[Web page and app entries]

============

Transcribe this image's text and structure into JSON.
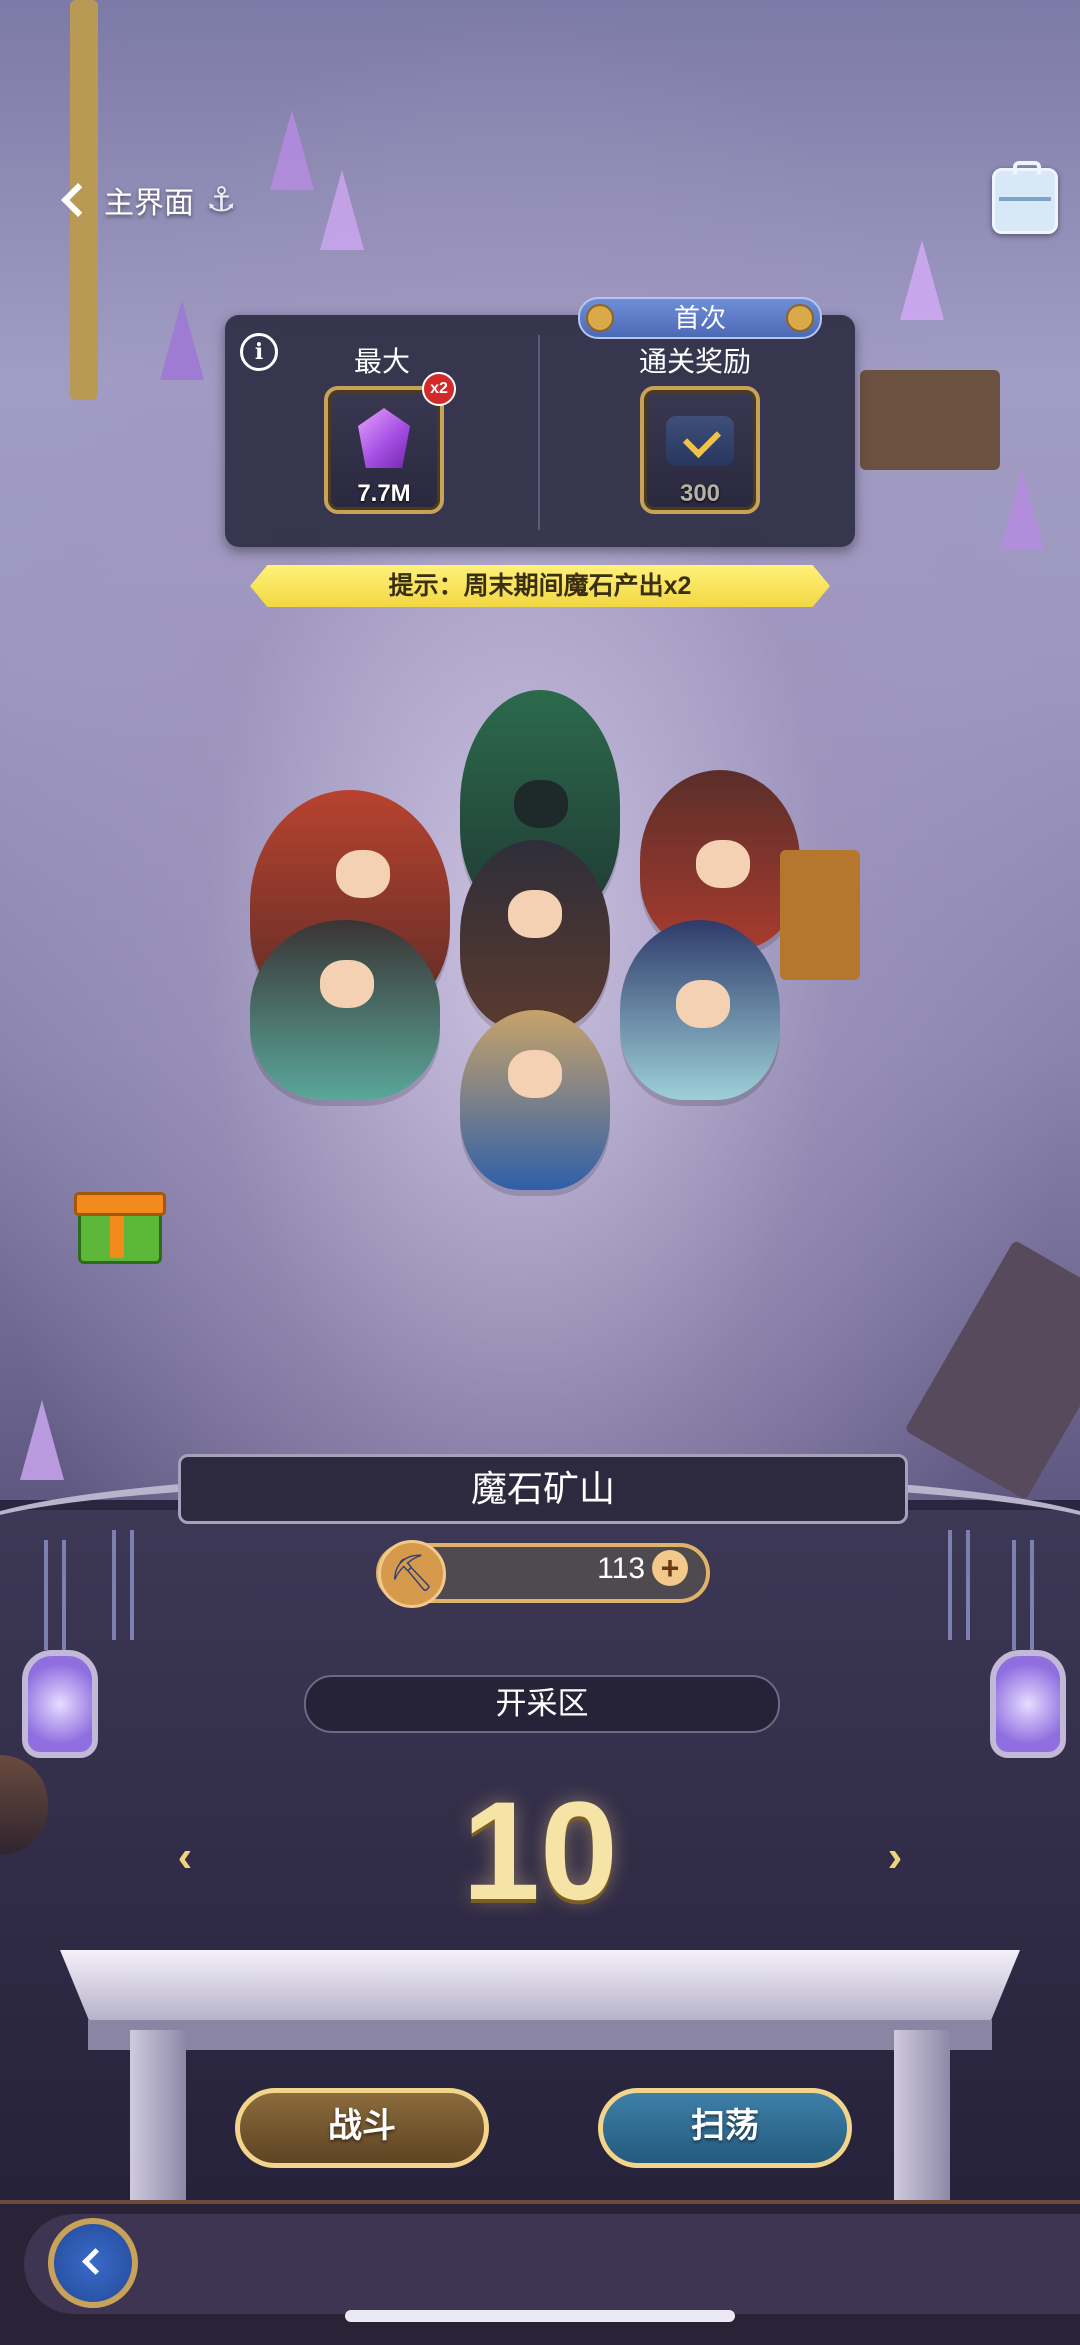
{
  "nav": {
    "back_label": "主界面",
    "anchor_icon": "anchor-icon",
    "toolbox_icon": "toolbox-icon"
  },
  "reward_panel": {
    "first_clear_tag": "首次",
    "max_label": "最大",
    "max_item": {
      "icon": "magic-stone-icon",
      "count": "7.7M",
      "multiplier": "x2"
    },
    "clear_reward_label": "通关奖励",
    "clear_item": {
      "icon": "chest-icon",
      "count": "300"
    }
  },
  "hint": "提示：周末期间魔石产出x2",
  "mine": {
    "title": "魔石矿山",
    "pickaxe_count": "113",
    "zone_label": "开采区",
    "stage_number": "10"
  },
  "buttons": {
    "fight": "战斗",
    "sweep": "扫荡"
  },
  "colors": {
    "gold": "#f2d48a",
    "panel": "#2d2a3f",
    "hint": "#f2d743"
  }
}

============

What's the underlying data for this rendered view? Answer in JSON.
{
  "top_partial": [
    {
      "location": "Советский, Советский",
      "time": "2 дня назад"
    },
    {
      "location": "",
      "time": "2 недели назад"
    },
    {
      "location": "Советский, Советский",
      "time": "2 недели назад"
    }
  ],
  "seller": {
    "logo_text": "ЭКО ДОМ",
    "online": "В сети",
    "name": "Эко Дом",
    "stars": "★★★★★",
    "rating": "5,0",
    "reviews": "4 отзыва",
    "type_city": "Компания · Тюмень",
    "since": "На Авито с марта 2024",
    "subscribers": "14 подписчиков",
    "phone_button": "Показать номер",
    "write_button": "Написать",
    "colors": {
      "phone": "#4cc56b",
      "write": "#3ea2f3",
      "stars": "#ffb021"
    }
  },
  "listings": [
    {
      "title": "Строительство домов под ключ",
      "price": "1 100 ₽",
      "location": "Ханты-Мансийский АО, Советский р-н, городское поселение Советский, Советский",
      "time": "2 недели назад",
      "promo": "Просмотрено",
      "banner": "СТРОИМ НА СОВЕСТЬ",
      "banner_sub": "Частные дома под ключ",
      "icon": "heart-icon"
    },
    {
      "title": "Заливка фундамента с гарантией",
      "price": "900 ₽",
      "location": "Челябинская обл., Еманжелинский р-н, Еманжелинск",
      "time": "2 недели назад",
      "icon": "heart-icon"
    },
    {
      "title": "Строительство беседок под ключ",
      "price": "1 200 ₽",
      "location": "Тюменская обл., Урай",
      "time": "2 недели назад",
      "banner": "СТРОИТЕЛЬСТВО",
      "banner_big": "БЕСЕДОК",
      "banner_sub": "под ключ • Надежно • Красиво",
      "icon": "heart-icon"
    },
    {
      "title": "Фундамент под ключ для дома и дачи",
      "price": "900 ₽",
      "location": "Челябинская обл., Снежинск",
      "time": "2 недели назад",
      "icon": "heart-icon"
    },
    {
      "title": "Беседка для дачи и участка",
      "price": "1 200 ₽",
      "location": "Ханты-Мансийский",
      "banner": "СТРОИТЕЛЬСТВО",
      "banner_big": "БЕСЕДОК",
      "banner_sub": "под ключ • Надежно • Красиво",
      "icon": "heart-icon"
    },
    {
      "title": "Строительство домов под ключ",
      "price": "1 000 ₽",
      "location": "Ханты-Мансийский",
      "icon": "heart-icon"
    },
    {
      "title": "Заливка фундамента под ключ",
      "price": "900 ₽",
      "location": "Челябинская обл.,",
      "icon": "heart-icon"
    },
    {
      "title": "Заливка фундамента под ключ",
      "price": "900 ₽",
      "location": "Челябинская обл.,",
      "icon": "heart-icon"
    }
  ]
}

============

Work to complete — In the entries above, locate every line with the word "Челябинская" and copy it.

Response area —
      "location": "Челябинская обл., Еманжелинский р-н, Еманжелинск",
      "location": "Челябинская обл., Снежинск",
      "location": "Челябинская обл.,",
      "location": "Челябинская обл.,",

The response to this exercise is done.